*About this exercise*
All the records below must be returned exactly as they stand.
-------
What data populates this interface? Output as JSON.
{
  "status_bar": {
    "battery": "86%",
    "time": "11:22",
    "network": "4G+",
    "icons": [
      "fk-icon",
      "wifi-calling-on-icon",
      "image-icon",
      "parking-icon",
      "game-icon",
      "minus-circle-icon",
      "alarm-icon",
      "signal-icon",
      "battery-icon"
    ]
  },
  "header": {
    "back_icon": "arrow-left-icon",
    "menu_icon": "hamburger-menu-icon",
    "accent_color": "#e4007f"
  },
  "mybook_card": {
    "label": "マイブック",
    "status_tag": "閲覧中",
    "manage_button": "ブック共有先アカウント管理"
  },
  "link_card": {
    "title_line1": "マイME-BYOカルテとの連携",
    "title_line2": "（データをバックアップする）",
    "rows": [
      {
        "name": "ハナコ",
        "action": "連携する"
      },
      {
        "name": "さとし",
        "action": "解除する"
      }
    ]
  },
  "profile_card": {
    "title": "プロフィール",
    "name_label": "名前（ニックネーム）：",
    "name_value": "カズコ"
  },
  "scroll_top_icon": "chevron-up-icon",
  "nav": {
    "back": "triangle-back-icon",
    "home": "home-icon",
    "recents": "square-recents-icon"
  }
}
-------
*Solution for this exercise*
What data populates this interface? Output as JSON.
{
  "status_bar": {
    "battery": "86%",
    "time": "11:22",
    "network": "4G+",
    "icons": [
      "fk-icon",
      "wifi-calling-on-icon",
      "image-icon",
      "parking-icon",
      "game-icon",
      "minus-circle-icon",
      "alarm-icon",
      "signal-icon",
      "battery-icon"
    ]
  },
  "header": {
    "back_icon": "arrow-left-icon",
    "menu_icon": "hamburger-menu-icon",
    "accent_color": "#e4007f"
  },
  "mybook_card": {
    "label": "マイブック",
    "status_tag": "閲覧中",
    "manage_button": "ブック共有先アカウント管理"
  },
  "link_card": {
    "title_line1": "マイME-BYOカルテとの連携",
    "title_line2": "（データをバックアップする）",
    "rows": [
      {
        "name": "ハナコ",
        "action": "連携する"
      },
      {
        "name": "さとし",
        "action": "解除する"
      }
    ]
  },
  "profile_card": {
    "title": "プロフィール",
    "name_label": "名前（ニックネーム）：",
    "name_value": "カズコ"
  },
  "scroll_top_icon": "chevron-up-icon",
  "nav": {
    "back": "triangle-back-icon",
    "home": "home-icon",
    "recents": "square-recents-icon"
  }
}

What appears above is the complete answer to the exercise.